My goals for my time off campus are simple and realistic for me due to the fact that I am not entirely sure of the challenges that I will encounter while abroad and I want to maintain a positive attitude without overwhelming myself too much. My professor once told me that he was confident in the fact that I could become fluent in the Italian language while abroad. Since I have a Spanish speaking background, I never thought I would be studying yet another language (to become my third) in college. Before Dickinson, I had zero experience in Italian but now I have been exposed to another culture and the Bologna study abroad program will allow me to experience what I’ve been reading in textbooks, first hand. Thus, I am going to try my best to master this language along with learning more cultural aspects of the country, living with a host family, taking classes at an Italian university and by possibly doing research. Another goal of mine is to travel as often as I can since I will be spending almost a year in Europe. I have never been to Europe before and I want to take full advantage of my surroundings. Through personal travel I will be able to break out of my comfort zone and meet local people and other students who may be doing different abroad programs. I want to make myself as least tourist-like as possible in order to make the most out of my time. Additionally, I want to build close relationships with the other students on my program and come back to Dickinson wanting to talk all about my experiences.

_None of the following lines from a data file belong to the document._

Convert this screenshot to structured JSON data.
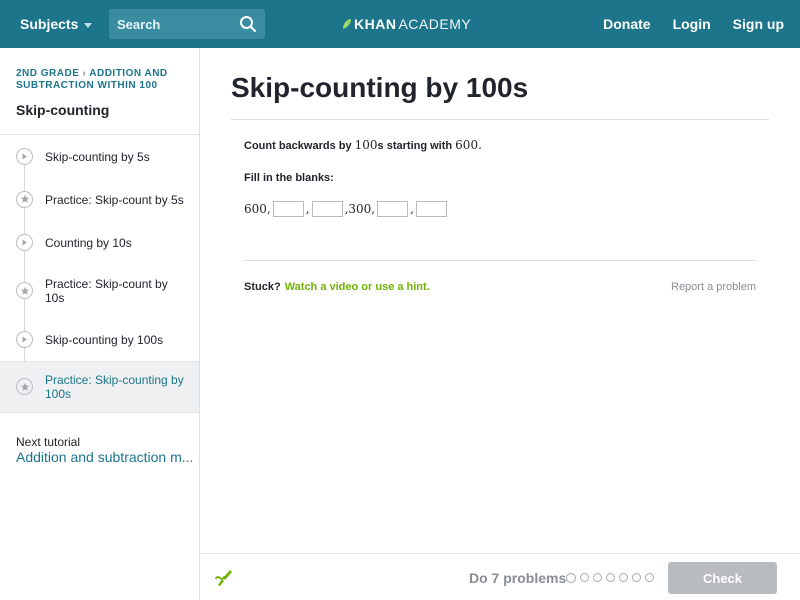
{
  "header": {
    "subjects_label": "Subjects",
    "search_placeholder": "Search",
    "logo_bold": "KHAN",
    "logo_light": "ACADEMY",
    "donate_label": "Donate",
    "login_label": "Login",
    "signup_label": "Sign up",
    "bg_color": "#1c758a"
  },
  "sidebar": {
    "breadcrumb_grade": "2nd grade",
    "breadcrumb_unit": "Addition and subtraction within 100",
    "title": "Skip-counting",
    "items": [
      {
        "label": "Skip-counting by 5s",
        "icon": "play-icon"
      },
      {
        "label": "Practice: Skip-count by 5s",
        "icon": "star-icon"
      },
      {
        "label": "Counting by 10s",
        "icon": "play-icon"
      },
      {
        "label": "Practice: Skip-count by 10s",
        "icon": "star-icon"
      },
      {
        "label": "Skip-counting by 100s",
        "icon": "play-icon"
      },
      {
        "label": "Practice: Skip-counting by 100s",
        "icon": "star-icon",
        "active": true
      }
    ],
    "next_label": "Next tutorial",
    "next_link": "Addition and subtraction m..."
  },
  "main": {
    "title": "Skip-counting by 100s",
    "prompt_pre": "Count backwards by",
    "prompt_step": "100",
    "prompt_mid": "s starting with",
    "prompt_start": "600",
    "prompt_end": ".",
    "fill_label": "Fill in the blanks:",
    "seq_first": "600",
    "seq_known": "300",
    "stuck_label": "Stuck?",
    "stuck_link": "Watch a video or use a hint.",
    "report_label": "Report a problem"
  },
  "footer": {
    "do_count_label": "Do 7 problems",
    "problem_count": 7,
    "check_label": "Check"
  }
}
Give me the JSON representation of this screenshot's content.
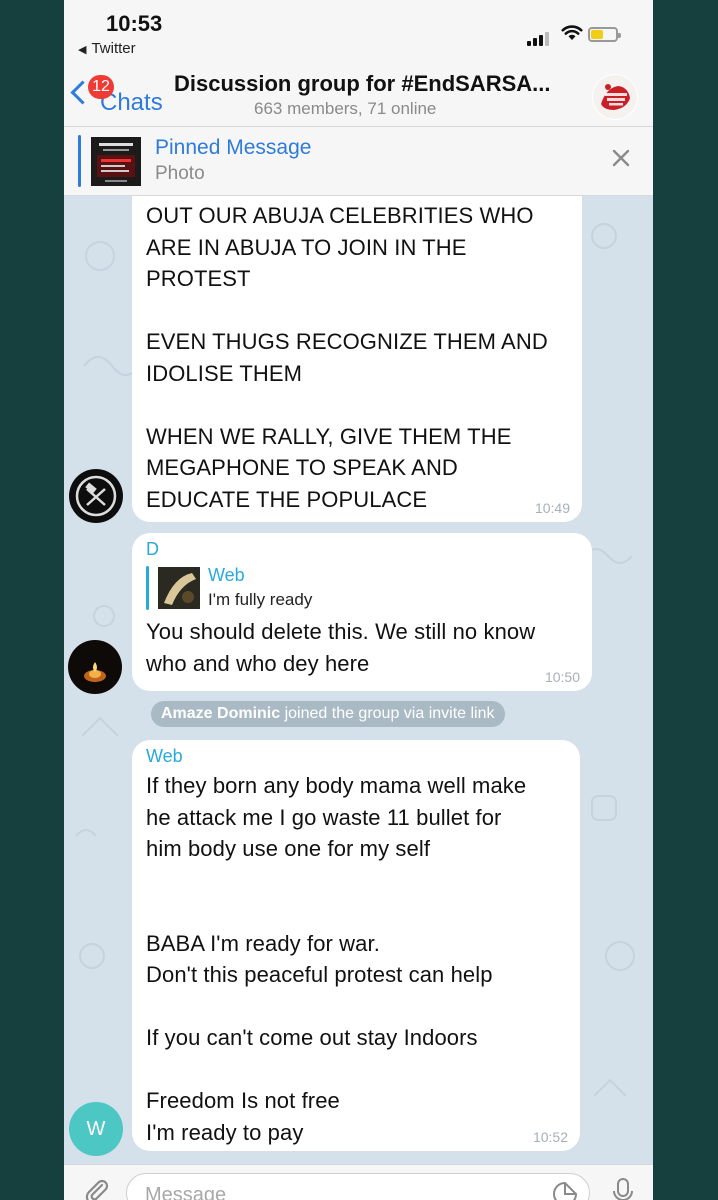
{
  "status_bar": {
    "time": "10:53",
    "back_app": "Twitter"
  },
  "nav": {
    "back_label": "Chats",
    "unread_badge": "12",
    "title": "Discussion group for #EndSARSA...",
    "subtitle": "663 members, 71 online"
  },
  "pinned": {
    "title": "Pinned Message",
    "subtitle": "Photo"
  },
  "messages": [
    {
      "text": "OUT OUR ABUJA CELEBRITIES WHO\nARE IN ABUJA TO JOIN IN THE\nPROTEST\n\nEVEN THUGS RECOGNIZE THEM AND\nIDOLISE THEM\n\nWHEN WE RALLY, GIVE THEM THE\nMEGAPHONE TO SPEAK AND\nEDUCATE THE POPULACE",
      "time": "10:49"
    },
    {
      "sender": "D",
      "reply_to_name": "Web",
      "reply_to_text": "I'm fully ready",
      "text": "You should delete this. We still no know\nwho and who dey here",
      "time": "10:50"
    },
    {
      "sender": "Web",
      "avatar_letter": "W",
      "text": "If they born any body mama well make\nhe attack me I go waste 11 bullet for\nhim body use one for my self\n\n\nBABA I'm ready for war.\nDon't this peaceful protest can help\n\nIf you can't come out stay Indoors\n\nFreedom Is not free\nI'm ready to pay",
      "time": "10:52"
    }
  ],
  "service_message": {
    "name": "Amaze Dominic",
    "action": "joined the group via invite link"
  },
  "input": {
    "placeholder": "Message"
  },
  "colors": {
    "accent": "#2f7bdc",
    "chat_background": "#d4e1ea",
    "sender_name": "#29a9dc",
    "badge": "#ee3b36",
    "page_frame": "#16403e"
  }
}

-Jasmin L., abroad application (Feb. 2017)
I’ve been babbling I presume. I’ve been procrastinating a 10 page paper I have to write before next week. But I did feel like I needed to spit all of these words out here.
I can’t even imagine what it’s going to be like having to say goodbye to this place and its people. Never again will I have the opportunity to take advantage of an experience like this and although I am looking forward to being home with my family, I’m not sure how I’m going to pick up my real life again.
Have you ever had to move from place to place? From a new job or a new home or a new city? What’s it like? How do you adjust?
Thanks for all the support on this thing I call my notepad.